---------- INFORMATION PROVIDED ----------

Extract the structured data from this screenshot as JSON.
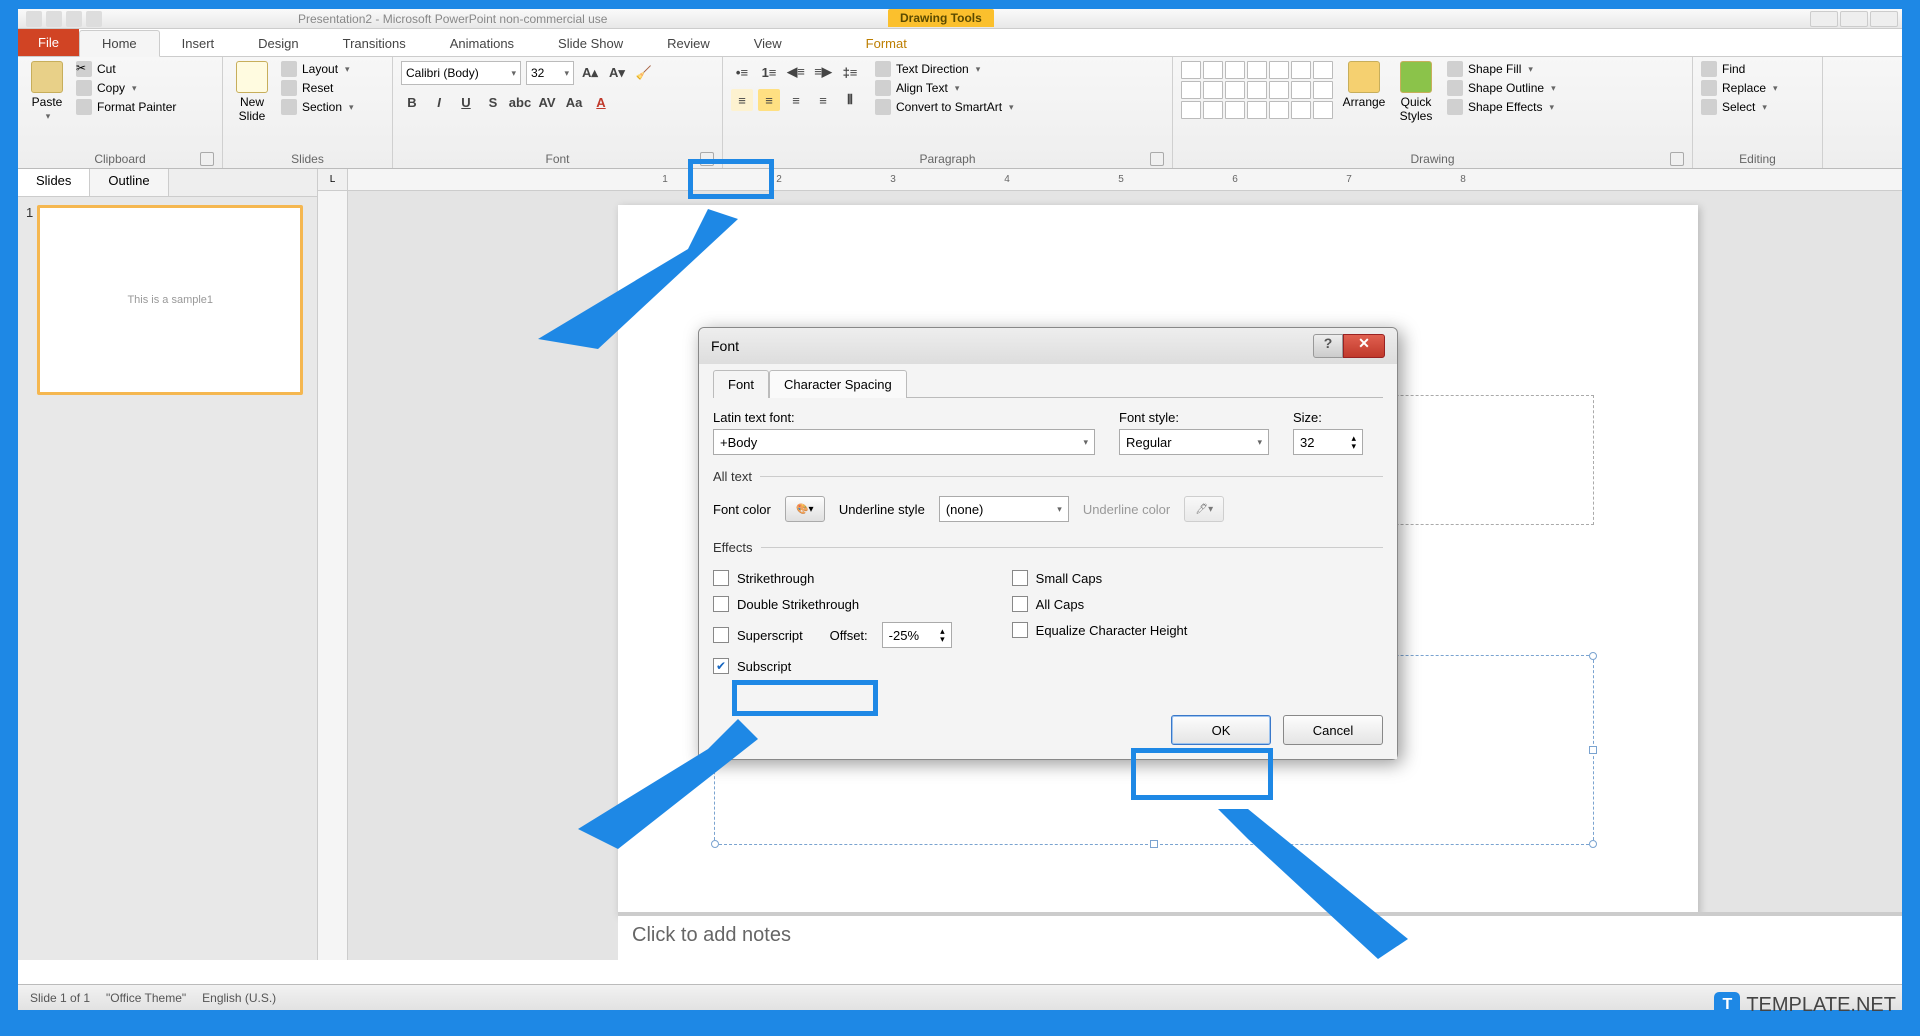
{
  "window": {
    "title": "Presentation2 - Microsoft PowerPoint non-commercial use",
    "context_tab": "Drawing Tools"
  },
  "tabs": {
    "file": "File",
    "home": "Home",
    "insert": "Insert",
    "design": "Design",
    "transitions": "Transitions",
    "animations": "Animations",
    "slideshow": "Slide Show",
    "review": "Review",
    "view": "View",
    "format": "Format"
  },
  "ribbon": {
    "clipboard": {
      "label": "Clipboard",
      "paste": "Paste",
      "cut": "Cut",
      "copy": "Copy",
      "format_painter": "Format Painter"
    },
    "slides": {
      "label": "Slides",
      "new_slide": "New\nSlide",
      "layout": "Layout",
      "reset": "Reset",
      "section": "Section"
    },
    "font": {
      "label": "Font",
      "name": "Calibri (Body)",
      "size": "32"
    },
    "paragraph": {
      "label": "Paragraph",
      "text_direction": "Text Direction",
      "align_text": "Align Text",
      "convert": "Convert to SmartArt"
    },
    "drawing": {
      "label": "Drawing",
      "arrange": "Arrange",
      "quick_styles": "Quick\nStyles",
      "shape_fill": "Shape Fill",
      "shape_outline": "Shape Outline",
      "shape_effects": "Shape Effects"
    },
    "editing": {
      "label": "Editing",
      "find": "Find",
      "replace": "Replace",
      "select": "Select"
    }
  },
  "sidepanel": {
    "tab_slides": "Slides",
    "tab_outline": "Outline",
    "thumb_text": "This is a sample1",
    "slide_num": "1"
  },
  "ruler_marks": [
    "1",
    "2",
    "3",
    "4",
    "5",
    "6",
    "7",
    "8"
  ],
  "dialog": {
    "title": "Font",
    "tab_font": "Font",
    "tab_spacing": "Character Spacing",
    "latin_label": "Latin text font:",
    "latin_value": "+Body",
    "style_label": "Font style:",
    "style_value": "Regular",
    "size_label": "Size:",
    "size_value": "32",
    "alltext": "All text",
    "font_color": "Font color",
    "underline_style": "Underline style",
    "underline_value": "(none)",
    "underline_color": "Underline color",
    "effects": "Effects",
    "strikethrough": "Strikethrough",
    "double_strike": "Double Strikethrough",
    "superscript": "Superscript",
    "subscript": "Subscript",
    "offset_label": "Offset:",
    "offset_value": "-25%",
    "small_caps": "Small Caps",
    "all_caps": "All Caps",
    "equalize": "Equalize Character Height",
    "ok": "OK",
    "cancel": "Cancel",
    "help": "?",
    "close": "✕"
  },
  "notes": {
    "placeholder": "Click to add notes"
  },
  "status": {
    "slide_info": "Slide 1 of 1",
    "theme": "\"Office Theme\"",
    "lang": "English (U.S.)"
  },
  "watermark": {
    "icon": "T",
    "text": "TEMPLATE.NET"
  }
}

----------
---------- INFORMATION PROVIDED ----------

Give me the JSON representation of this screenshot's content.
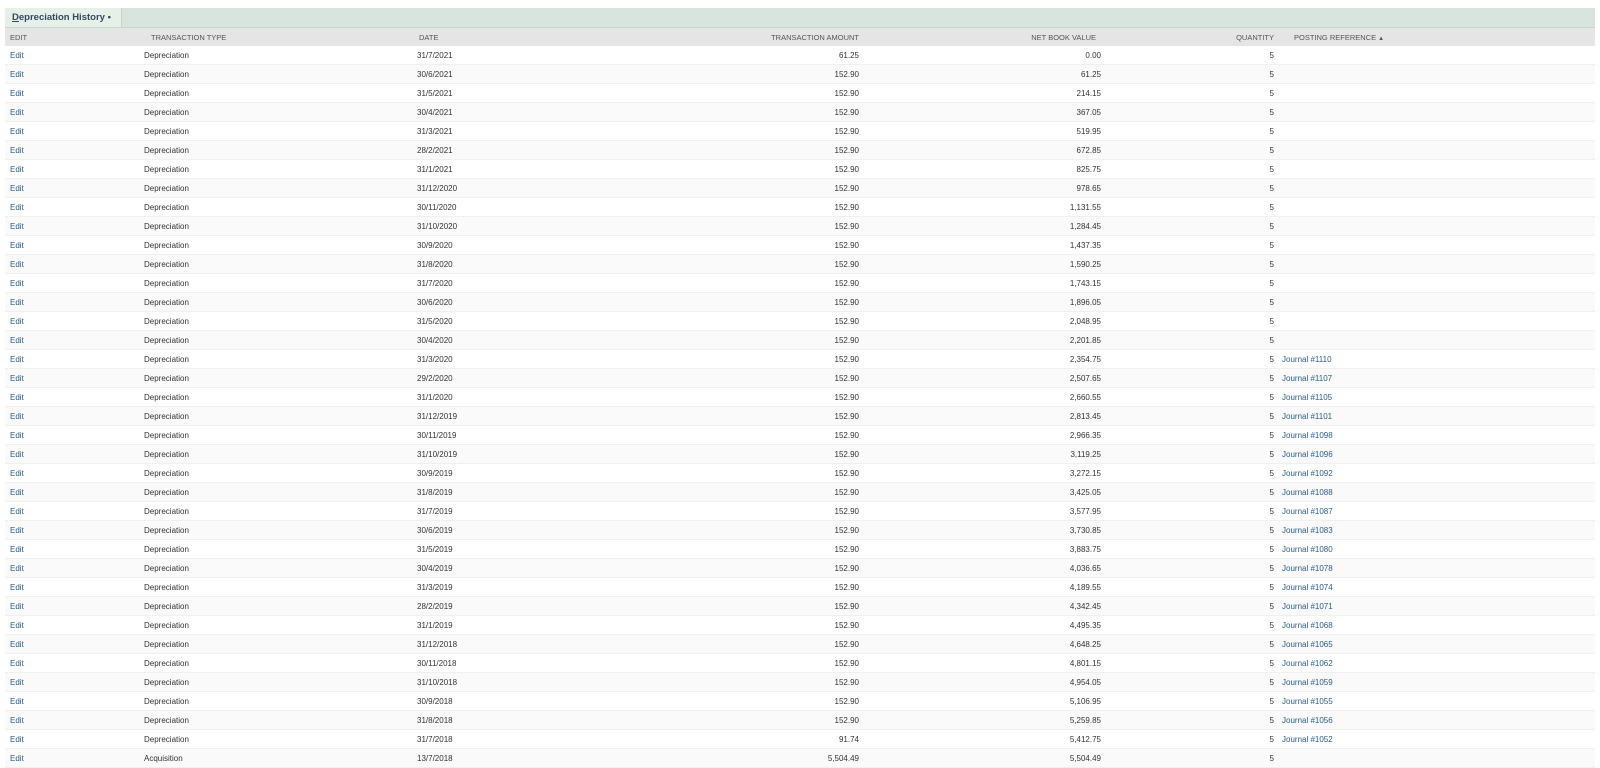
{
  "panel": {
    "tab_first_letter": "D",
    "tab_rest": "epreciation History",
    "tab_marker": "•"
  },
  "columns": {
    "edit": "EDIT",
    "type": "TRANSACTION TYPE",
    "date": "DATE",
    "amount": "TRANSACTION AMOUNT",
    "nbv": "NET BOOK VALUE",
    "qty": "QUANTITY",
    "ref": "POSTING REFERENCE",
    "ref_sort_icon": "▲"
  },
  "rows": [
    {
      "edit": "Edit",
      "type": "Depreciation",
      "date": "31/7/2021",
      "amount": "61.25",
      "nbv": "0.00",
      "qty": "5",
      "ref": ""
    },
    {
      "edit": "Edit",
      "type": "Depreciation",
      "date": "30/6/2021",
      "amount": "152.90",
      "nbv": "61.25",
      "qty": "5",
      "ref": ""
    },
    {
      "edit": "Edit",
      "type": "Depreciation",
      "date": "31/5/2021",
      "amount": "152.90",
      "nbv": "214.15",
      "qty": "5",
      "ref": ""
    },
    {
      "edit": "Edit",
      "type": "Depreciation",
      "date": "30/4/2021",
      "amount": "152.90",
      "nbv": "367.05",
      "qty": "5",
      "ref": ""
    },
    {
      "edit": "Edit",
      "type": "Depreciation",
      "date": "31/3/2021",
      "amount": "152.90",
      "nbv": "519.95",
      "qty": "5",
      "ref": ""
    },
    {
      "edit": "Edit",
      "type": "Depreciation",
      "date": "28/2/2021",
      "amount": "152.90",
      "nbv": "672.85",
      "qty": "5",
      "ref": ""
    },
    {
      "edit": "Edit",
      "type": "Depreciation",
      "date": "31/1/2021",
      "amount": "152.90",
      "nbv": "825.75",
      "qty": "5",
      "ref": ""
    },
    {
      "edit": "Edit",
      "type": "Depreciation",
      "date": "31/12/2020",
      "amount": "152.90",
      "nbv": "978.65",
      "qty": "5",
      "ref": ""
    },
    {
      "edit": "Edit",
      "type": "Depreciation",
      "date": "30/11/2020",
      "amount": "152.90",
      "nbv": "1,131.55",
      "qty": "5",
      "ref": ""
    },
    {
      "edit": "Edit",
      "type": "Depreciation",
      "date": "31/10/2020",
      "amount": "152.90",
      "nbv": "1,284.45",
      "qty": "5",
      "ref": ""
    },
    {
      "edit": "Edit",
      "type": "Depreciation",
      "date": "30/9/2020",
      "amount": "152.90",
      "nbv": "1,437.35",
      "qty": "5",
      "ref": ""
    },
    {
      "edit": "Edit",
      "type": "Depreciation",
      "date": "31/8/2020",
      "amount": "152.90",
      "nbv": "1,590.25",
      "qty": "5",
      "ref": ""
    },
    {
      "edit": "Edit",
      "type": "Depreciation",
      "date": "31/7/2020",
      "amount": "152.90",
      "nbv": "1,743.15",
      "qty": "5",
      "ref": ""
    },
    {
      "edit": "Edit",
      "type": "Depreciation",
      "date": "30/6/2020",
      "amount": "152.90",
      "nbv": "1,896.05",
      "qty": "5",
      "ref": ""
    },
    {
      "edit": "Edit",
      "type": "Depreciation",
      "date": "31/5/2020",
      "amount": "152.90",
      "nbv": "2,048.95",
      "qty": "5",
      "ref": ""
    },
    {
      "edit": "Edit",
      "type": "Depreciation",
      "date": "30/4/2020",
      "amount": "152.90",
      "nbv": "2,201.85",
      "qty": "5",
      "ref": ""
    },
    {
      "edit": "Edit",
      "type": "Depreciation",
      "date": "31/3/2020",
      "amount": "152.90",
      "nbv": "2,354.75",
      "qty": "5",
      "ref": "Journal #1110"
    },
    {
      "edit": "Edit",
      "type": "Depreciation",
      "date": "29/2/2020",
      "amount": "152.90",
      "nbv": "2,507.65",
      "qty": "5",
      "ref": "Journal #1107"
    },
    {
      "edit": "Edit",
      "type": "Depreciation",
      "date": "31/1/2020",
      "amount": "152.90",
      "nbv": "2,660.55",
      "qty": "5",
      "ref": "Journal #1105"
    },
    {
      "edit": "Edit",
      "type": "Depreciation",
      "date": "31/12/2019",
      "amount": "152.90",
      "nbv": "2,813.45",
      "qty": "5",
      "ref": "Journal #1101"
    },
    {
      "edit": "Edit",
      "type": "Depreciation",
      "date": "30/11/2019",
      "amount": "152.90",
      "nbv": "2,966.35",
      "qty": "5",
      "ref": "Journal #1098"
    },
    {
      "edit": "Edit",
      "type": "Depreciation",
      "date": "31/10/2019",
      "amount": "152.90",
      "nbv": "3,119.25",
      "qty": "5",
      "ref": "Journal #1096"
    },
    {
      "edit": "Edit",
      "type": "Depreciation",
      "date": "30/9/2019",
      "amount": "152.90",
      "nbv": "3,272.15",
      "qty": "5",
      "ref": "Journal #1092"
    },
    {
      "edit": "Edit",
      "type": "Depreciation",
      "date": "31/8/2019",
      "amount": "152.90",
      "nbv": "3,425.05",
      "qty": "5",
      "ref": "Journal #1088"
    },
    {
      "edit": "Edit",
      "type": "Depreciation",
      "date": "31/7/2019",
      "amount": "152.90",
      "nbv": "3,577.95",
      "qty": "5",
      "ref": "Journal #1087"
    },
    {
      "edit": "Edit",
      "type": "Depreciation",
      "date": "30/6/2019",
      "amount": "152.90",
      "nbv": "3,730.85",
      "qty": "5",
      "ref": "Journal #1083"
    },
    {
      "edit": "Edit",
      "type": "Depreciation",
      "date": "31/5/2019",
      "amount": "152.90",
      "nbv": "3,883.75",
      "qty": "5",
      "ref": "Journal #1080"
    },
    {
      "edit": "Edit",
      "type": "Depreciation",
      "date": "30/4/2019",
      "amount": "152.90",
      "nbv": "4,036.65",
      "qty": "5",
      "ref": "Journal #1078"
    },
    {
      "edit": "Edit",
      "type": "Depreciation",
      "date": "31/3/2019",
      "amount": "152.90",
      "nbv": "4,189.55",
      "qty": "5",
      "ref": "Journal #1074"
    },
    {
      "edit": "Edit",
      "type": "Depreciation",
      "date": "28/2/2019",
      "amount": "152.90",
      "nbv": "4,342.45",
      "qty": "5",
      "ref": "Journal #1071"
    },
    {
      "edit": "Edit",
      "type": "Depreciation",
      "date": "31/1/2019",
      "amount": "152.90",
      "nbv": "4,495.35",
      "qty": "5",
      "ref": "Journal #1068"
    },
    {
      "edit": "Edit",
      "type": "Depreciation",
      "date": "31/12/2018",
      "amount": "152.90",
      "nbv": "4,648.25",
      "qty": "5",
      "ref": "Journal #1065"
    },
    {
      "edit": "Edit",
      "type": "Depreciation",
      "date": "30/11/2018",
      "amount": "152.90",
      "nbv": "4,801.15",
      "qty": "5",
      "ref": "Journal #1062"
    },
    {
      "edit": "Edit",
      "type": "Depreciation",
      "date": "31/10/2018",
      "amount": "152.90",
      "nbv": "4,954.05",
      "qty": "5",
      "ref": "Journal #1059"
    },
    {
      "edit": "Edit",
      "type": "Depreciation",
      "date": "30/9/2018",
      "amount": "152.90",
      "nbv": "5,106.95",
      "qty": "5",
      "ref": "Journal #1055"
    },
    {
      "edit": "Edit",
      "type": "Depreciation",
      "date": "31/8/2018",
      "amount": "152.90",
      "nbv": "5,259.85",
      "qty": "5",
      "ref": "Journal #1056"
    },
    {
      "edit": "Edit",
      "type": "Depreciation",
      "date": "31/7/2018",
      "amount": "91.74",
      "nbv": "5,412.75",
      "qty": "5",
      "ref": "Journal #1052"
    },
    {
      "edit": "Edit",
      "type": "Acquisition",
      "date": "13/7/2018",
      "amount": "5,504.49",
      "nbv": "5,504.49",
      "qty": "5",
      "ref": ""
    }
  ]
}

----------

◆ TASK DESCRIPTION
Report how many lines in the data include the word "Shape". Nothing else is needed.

◆ SOLUTION TO THIS PROBLEM
3